Bladder biopsy is a procedure to remove a small sample of the lining of the bladder to make a diagnosis of a possible urological problem - usually cancer or precancerous change. This is done through the urethra under general anaesthetic and usually IV antibiotics are given at the time.
A cystoscope is passed into the bladder through the urethra and a sample is taken using a small pair of biopsy forceps. This causes minor bleeding which is coagulated at the time through the cystoscope. The samples are placed in formalin for pathology analysis in the lab.
The procedure is generally safe, but can cause bleeding afterwards, infection, or very rarely, a hole in the bladder if the bladder is very thin. The treatment for this is usually to leave a catheter in the bladder for one week, during which the hole usually heals on its own.

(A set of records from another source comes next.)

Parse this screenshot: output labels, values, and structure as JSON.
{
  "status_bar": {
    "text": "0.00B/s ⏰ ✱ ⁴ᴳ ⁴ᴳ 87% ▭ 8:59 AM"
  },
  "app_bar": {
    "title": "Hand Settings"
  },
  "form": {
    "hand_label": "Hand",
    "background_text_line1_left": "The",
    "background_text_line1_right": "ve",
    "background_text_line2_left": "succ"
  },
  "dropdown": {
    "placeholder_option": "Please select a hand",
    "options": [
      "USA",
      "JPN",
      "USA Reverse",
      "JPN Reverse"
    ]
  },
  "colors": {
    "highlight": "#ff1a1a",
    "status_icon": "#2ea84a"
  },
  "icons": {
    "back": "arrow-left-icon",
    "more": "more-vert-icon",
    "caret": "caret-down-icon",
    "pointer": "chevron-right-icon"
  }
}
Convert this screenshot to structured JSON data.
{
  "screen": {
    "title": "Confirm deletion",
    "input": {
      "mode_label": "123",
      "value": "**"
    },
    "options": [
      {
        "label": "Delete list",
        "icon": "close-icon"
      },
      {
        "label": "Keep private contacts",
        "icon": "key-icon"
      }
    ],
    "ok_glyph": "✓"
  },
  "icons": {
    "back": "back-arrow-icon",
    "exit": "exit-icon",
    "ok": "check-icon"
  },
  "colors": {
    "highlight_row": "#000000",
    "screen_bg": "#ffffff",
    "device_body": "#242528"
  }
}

Patients are usually able to go home on the same day of surgery after a biopsy, and return to see the surgeon for the results within a week.